A bipartisan initiative from lawmakers is discussing the idea of a new stimulus package in the style of the Restaurant Revitalization Fund (RRF), The Washington Post reports. It is rumored to be a newer version of a similar bill for $48 billion, which Sen. Ben Cardin (D-Md.), head of the Small Business Committee, and Sen. Roger Wicker (R-Miss.) tried (and failed) to pass in August 2021.


Why is it being proposed?

With the Omicron variant forcing businesses to close across the country, the same senators are leading discussions on a repackaged proposal, this time allocating even more funds to allow businesses to pay their workers and cover other essential costs.


How is it different from previous COVID relief programs?

The current proposal is based on refunding the Restaurant Revitalization Fund (RRF), so it may be similar in how it allocates money and who the money is available to. However, as the bill intends to tackle the impact of the Omicron variant, it may end up borrowing ideas from the original CARES Act stimulus package, passed in March 2020.


How much money is available?

When the bipartisan proposal was repackaged in December 2021, it outlined providing between $60 and $68 billion, depending on varying reports. The money would be made up from a combination of new spending and reallocated spending from previous grants from the Small Business Administration. However, this figure is far from decided: the previous bill was shot down by Republicans worrying about adding to the deficit, so expect some negotiation on the bill’s final dollar value.


Who is eligible?

At the early stage discussions, it is hard to say for sure. If the proposal is a repackaged version of the August 2021 bill, the money would be directed at food and beverage providers, though The Washington Post speculates that, with the increased funds, the money may be opened up to performance venues, gyms, and even minor league sports teams.


Will it pass?
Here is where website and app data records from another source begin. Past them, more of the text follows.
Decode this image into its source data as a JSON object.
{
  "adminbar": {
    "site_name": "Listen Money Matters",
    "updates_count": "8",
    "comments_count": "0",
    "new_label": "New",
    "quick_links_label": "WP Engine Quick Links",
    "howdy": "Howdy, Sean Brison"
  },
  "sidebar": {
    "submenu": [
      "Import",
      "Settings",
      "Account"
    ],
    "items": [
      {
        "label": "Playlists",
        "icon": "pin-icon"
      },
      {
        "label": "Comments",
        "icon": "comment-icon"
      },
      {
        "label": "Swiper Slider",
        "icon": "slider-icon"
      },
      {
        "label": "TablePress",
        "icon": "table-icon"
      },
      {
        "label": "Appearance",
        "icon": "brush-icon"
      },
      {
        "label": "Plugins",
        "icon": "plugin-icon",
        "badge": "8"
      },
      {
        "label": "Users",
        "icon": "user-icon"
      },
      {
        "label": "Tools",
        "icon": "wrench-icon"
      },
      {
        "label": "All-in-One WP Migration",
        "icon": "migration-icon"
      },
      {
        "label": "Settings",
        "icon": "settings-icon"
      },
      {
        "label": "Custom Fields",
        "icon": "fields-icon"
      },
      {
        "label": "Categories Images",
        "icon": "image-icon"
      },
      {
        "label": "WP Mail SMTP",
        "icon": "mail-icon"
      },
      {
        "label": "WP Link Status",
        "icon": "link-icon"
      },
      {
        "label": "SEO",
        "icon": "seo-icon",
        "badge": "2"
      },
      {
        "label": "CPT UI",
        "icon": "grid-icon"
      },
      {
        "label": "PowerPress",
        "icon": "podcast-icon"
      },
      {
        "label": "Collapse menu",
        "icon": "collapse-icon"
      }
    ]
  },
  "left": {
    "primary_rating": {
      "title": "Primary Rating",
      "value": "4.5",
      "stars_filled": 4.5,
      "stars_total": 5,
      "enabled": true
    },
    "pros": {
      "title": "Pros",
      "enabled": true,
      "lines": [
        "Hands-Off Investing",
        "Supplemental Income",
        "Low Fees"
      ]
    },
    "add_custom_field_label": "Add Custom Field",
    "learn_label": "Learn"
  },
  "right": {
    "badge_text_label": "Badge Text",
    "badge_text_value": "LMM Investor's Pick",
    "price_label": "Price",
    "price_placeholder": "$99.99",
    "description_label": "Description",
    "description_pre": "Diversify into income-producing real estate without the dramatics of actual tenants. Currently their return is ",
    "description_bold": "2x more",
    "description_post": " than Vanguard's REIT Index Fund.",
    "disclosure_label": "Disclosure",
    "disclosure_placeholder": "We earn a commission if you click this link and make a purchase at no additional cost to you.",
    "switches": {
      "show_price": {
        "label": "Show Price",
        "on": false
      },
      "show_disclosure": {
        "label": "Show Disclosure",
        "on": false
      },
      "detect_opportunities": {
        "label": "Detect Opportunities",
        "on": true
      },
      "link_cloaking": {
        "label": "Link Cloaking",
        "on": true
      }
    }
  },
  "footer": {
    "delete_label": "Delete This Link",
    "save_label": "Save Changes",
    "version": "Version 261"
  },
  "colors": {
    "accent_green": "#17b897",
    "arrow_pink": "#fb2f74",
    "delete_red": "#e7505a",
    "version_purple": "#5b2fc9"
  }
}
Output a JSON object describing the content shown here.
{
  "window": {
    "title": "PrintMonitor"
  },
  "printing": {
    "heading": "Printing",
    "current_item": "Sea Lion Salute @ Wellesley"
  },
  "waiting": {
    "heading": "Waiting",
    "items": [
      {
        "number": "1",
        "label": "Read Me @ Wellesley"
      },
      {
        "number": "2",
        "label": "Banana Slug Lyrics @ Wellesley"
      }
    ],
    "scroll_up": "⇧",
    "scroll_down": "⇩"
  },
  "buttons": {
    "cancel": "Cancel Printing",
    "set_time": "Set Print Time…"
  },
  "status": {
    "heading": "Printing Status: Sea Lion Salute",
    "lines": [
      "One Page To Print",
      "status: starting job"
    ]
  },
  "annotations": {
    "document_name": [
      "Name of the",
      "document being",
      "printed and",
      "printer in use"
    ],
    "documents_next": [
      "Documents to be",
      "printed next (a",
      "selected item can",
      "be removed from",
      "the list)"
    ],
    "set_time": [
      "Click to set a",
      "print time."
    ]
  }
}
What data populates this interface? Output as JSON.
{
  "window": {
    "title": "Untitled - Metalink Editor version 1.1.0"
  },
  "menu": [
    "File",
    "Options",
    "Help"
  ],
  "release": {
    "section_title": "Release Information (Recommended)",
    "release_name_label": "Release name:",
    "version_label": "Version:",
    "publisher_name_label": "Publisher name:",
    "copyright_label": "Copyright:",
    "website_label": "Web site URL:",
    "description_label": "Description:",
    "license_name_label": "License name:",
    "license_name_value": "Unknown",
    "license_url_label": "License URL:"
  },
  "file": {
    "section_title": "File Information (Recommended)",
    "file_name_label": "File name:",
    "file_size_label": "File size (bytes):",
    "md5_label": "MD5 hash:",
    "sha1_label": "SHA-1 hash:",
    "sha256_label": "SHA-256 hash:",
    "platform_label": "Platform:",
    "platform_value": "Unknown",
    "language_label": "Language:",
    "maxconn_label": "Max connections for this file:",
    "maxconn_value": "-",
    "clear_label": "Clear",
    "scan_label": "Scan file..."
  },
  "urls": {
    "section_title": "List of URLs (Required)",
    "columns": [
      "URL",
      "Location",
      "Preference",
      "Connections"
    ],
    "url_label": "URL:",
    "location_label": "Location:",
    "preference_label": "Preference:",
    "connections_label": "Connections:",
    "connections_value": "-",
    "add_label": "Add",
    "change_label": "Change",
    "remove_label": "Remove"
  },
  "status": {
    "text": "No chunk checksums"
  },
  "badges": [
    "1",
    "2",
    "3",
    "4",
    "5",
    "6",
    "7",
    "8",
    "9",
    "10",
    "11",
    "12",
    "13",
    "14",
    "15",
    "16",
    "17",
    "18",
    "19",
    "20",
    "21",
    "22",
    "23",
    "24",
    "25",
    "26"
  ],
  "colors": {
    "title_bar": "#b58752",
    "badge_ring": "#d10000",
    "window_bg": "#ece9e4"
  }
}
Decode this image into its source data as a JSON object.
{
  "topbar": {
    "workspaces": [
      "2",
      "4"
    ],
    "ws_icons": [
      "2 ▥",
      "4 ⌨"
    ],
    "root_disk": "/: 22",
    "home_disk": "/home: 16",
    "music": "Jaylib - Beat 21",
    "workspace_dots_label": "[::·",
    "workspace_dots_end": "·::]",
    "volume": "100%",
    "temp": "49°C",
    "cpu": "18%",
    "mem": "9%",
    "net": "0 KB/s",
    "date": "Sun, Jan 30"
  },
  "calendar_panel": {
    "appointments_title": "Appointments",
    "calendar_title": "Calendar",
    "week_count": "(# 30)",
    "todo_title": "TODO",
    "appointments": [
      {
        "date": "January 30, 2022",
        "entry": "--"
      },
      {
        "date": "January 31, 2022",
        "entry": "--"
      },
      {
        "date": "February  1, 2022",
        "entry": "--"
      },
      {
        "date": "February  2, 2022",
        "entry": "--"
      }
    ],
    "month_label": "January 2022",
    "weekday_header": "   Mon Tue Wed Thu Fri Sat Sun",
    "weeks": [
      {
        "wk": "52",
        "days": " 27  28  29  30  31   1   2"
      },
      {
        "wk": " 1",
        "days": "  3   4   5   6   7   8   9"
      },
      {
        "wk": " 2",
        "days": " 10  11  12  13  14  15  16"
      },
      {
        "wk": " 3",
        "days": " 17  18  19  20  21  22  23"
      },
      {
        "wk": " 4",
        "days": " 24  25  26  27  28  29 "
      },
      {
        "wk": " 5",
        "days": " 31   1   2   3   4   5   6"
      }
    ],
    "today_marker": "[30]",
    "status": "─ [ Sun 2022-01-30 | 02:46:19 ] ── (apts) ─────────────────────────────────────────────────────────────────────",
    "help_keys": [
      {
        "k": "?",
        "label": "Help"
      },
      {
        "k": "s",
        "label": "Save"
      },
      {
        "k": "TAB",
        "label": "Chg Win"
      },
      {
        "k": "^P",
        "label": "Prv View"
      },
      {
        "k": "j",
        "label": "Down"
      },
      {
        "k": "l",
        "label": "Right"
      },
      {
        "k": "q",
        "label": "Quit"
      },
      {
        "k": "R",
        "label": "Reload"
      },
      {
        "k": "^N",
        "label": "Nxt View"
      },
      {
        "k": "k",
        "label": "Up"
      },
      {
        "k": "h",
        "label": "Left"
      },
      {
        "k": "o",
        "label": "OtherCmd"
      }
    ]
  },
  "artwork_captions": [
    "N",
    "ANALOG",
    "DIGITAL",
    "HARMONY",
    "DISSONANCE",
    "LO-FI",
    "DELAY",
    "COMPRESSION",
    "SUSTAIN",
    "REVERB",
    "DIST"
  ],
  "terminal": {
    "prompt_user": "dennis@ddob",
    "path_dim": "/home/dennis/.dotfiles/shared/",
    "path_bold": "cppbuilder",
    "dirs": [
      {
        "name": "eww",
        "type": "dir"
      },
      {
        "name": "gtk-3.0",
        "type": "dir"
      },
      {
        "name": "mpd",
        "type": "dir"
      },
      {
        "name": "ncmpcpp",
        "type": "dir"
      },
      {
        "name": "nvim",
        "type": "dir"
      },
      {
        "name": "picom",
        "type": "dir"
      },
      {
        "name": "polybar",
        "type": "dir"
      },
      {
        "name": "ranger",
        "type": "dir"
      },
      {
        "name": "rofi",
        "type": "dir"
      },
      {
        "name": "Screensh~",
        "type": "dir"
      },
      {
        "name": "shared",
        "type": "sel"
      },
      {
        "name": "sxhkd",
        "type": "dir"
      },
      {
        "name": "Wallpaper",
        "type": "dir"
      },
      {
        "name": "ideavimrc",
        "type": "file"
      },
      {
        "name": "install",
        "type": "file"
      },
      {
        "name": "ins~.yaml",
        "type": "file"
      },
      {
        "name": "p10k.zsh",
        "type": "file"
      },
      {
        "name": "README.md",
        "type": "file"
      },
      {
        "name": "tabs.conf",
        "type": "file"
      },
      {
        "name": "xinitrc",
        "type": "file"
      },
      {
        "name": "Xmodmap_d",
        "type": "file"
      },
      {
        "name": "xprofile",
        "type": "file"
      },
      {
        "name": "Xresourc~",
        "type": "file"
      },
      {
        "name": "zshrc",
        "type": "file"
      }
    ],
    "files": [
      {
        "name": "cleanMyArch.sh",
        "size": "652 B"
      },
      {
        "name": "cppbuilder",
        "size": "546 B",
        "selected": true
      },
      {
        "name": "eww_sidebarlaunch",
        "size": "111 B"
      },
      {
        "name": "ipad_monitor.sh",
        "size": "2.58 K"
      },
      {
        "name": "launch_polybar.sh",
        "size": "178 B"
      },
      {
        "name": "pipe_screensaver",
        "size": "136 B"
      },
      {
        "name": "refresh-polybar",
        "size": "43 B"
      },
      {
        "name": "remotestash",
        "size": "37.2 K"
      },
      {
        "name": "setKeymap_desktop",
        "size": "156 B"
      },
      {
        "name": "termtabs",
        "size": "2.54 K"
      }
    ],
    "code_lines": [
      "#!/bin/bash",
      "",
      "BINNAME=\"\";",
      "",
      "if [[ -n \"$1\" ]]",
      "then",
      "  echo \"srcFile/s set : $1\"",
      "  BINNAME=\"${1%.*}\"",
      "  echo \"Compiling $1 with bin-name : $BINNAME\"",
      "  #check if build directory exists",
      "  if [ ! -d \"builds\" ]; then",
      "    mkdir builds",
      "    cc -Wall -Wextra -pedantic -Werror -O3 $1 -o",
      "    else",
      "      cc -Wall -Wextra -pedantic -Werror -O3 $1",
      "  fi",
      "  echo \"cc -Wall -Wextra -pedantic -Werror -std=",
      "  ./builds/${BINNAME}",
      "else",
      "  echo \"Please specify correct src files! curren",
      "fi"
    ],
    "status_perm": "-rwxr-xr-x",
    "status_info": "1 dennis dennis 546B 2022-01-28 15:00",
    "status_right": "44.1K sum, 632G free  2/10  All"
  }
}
This is the big question. There is evidence of support in the House: according to the Wall Street Journal, in December 2021, nearly 100 senators from both parties signed a letter calling for more support to businesses. In the Senate, however, there is more disagreement. Sens. Cardin and Wicker are leading discussions, and have apparently found support across both sides of the aisle, including Sens. Maria Cantwell (D-Wash.), Mark Warner (D-Va.), and Susan Collins (R-Maine). WSJ claims the bill needs the support of 10 Republican Senators, but only six are on board so far. With the Senate so narrowly divided and with previous opposition to stimulus money from Republican senators, the bill faces an uphill battle.

 If it does, when will it come into effect?

It’s not clear when the bill would come into effect, however, Bloomberg reports that the measure could be attached to legislation scheduled for February 18th.

Tom Quinn |
Tom (he/him) is a growth marketing manager at Snagajob helping small businesses find hourly workers.